"Winter Moon" is and awesome 300 page novel...stretched to 480 pages. While not awful, "Winter Moon" is sooo slowly paced that you will lose interest.
The book is actually 2 (possibly 3) seperate tales..all wrapped in one. The first part of the novel switches back and forth between a Los Angles cop caught in violent shoot-out and a widowed rancher in Montana dealing with some strange things happening in and around his home.
The parts of the story dealing with the cop and his road to recovery simply drag, and read more like a condemnation by Koontz of modern society. While I agree with most of the points he makes....it's still fairly dull. The highlight of the story for me is the portions dealing with the elderly rancher. Strange lights, odd animal activity and other bizarre occurances will keep you turning the pages.
The third and final portion of the book kind of merges these two storylines together. But passages of this final portion (the 2nd half of the book) really drag and story elements get kind of shoehorned in for no good reason. A dog is introduced, but really doesn't add or bring anything to the story (but it's Koontz and a Dog must always play some kind of role), and we meet a new character in the final pages that plays a vital role in the story's outcome which felt almost like a "cheat" on the author's part.
Still, it's not an awful book, and it is a relatively quick read, so if you've got nothing else for the beach you could do a lot worse.
Valerie J. Koso

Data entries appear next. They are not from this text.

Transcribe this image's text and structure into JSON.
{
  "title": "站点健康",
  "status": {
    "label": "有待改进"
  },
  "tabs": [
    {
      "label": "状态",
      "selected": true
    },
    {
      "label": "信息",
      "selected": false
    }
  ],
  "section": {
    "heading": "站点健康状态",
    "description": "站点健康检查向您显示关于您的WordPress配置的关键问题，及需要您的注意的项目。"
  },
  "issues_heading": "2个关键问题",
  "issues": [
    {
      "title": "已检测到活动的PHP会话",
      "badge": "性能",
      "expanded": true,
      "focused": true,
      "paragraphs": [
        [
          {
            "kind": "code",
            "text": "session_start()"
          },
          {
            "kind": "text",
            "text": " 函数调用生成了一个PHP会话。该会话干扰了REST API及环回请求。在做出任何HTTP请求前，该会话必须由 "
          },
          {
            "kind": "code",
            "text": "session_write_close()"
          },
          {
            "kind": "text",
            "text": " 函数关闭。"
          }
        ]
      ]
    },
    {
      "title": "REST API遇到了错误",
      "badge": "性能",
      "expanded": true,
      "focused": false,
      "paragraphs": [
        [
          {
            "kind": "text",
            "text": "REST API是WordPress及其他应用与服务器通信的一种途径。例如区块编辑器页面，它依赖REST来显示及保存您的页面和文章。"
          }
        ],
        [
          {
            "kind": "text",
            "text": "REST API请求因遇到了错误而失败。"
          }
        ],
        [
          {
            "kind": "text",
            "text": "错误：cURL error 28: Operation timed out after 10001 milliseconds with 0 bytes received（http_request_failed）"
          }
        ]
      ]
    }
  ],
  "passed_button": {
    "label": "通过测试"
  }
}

I loved this Book, I didn't want to put it down. I am a Dean Koontz fan and I enjoy all his books.
I read this one back when it first came out. I devoured it in a few hours. It's reminiscent in some ways of Heinlein's Puppet Masters. While not one of Koontz's best, it's still a lot of fun and worth your time.
I enjoyed this Dean Koontz book but felt that it was very padded out. The chapters of Edwardo could have just been written as a prologue and there are a lot of chapters during and after Jacks injury which I felt were unneccesary and, were they in a movie, they would probably have been covered in a montage.
I liked the fact that this book was quite origional for Dean Koontz in the fact that it was very different (especially the ending) to his other books in the fact that it deals with the supernatural.
As usual with a Koontz book the charactors are likeable, it can be hard to put down in places and, of course, one of the main charactors has a pet dog.
Recomended to Koontz fans because the theme of it is a nice change from the usual.